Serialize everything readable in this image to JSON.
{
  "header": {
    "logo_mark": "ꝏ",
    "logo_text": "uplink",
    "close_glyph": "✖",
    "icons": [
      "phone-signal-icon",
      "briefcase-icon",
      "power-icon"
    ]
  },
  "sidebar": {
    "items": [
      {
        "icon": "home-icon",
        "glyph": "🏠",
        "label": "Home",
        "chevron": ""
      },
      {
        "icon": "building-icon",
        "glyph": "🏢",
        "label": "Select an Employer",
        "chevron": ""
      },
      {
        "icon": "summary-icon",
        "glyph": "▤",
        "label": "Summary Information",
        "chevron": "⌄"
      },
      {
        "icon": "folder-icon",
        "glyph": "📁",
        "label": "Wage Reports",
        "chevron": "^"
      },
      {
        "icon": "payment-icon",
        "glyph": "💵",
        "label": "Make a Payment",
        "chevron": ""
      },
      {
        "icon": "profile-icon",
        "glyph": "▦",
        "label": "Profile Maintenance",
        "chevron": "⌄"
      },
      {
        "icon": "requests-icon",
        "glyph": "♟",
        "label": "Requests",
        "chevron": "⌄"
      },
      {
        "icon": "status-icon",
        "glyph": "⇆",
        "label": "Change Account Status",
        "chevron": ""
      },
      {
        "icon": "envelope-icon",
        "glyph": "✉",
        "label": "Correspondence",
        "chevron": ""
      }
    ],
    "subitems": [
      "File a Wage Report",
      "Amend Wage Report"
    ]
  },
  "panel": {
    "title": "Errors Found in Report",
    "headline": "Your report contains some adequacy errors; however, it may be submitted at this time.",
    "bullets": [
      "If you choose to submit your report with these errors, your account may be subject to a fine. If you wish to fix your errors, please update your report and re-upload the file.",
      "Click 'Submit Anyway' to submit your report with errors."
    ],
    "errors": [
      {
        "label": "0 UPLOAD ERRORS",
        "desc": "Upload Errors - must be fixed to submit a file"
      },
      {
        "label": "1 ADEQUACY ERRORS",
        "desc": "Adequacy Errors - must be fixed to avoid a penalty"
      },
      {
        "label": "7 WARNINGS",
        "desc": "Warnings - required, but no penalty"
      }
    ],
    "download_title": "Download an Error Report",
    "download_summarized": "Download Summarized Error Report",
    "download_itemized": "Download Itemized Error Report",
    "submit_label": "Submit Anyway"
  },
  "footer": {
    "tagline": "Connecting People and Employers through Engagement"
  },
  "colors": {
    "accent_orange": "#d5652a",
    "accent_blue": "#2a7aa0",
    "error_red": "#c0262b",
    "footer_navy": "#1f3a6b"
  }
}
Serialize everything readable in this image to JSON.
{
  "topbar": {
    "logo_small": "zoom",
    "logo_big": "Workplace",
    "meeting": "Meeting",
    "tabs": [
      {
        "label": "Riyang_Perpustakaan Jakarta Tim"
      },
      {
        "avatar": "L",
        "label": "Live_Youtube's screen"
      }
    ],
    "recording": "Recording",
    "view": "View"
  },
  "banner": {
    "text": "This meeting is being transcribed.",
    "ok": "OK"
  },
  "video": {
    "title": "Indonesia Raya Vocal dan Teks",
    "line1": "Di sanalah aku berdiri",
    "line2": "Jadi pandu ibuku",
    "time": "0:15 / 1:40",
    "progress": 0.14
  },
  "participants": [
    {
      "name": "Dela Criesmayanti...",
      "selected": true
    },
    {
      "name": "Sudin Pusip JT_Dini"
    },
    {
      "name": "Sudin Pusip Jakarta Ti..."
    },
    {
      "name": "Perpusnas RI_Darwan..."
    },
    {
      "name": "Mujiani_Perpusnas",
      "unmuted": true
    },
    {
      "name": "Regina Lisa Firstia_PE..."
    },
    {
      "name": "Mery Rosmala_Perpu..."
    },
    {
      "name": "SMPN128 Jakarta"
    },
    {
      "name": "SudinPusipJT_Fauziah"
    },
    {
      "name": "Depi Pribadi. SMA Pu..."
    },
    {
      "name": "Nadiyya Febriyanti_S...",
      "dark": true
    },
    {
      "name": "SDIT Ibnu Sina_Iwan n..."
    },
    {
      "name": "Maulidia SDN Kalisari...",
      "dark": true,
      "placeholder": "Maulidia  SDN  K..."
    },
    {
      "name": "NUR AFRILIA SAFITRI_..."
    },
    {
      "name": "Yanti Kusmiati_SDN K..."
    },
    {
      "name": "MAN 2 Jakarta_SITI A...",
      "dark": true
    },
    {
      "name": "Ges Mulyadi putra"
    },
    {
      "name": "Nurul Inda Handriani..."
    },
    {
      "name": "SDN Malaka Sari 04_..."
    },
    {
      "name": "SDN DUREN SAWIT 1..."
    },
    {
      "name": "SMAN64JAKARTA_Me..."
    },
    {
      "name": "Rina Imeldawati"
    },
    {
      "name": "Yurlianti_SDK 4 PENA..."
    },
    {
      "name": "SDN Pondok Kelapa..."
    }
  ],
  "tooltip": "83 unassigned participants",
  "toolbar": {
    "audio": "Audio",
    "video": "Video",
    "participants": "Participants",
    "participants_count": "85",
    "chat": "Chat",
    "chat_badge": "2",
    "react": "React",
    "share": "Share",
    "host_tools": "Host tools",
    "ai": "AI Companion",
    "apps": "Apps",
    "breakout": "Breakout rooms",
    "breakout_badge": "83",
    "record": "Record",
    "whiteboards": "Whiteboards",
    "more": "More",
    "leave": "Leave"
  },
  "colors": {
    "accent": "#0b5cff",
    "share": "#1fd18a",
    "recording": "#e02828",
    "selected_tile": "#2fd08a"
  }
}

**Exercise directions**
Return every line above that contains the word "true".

**Written answer**
      "selected": true
      "unmuted": true
      "dark": true
      "dark": true,
      "dark": true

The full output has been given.